### Activity:
Copy all records exactly, excluding images.

Website and app data records:
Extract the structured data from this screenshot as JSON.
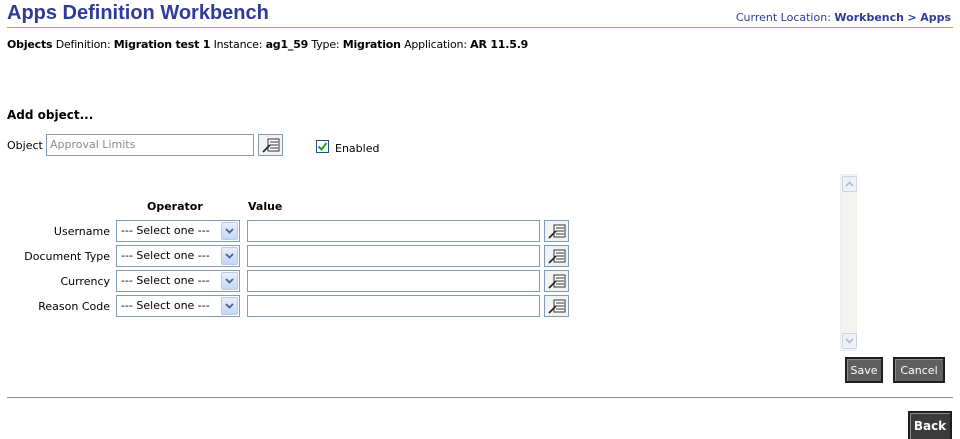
{
  "header": {
    "title": "Apps Definition Workbench",
    "breadcrumb_prefix": "Current Location:",
    "breadcrumb_parent": "Workbench",
    "breadcrumb_separator": ">",
    "breadcrumb_current": "Apps"
  },
  "meta": {
    "objects_label": "Objects",
    "definition_label": "Definition:",
    "definition_value": "Migration test 1",
    "instance_label": "Instance:",
    "instance_value": "ag1_59",
    "type_label": "Type:",
    "type_value": "Migration",
    "application_label": "Application:",
    "application_value": "AR 11.5.9"
  },
  "add_object": {
    "section_title": "Add object...",
    "object_label": "Object",
    "object_value": "Approval Limits",
    "enabled_label": "Enabled",
    "enabled_checked": true
  },
  "criteria": {
    "operator_header": "Operator",
    "value_header": "Value",
    "rows": [
      {
        "label": "Username",
        "operator": "--- Select one ---",
        "value": ""
      },
      {
        "label": "Document Type",
        "operator": "--- Select one ---",
        "value": ""
      },
      {
        "label": "Currency",
        "operator": "--- Select one ---",
        "value": ""
      },
      {
        "label": "Reason Code",
        "operator": "--- Select one ---",
        "value": ""
      }
    ]
  },
  "buttons": {
    "save": "Save",
    "cancel": "Cancel",
    "back": "Back"
  },
  "colors": {
    "title": "#2f3c97",
    "title_rule": "#c7a04e",
    "button_bg": "#5f5f5f"
  }
}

### Written solution:
Extract the structured data from this screenshot as JSON.
{
  "header": {
    "title": "Apps Definition Workbench",
    "breadcrumb_prefix": "Current Location:",
    "breadcrumb_parent": "Workbench",
    "breadcrumb_separator": ">",
    "breadcrumb_current": "Apps"
  },
  "meta": {
    "objects_label": "Objects",
    "definition_label": "Definition:",
    "definition_value": "Migration test 1",
    "instance_label": "Instance:",
    "instance_value": "ag1_59",
    "type_label": "Type:",
    "type_value": "Migration",
    "application_label": "Application:",
    "application_value": "AR 11.5.9"
  },
  "add_object": {
    "section_title": "Add object...",
    "object_label": "Object",
    "object_value": "Approval Limits",
    "enabled_label": "Enabled",
    "enabled_checked": true
  },
  "criteria": {
    "operator_header": "Operator",
    "value_header": "Value",
    "rows": [
      {
        "label": "Username",
        "operator": "--- Select one ---",
        "value": ""
      },
      {
        "label": "Document Type",
        "operator": "--- Select one ---",
        "value": ""
      },
      {
        "label": "Currency",
        "operator": "--- Select one ---",
        "value": ""
      },
      {
        "label": "Reason Code",
        "operator": "--- Select one ---",
        "value": ""
      }
    ]
  },
  "buttons": {
    "save": "Save",
    "cancel": "Cancel",
    "back": "Back"
  },
  "colors": {
    "title": "#2f3c97",
    "title_rule": "#c7a04e",
    "button_bg": "#5f5f5f"
  }
}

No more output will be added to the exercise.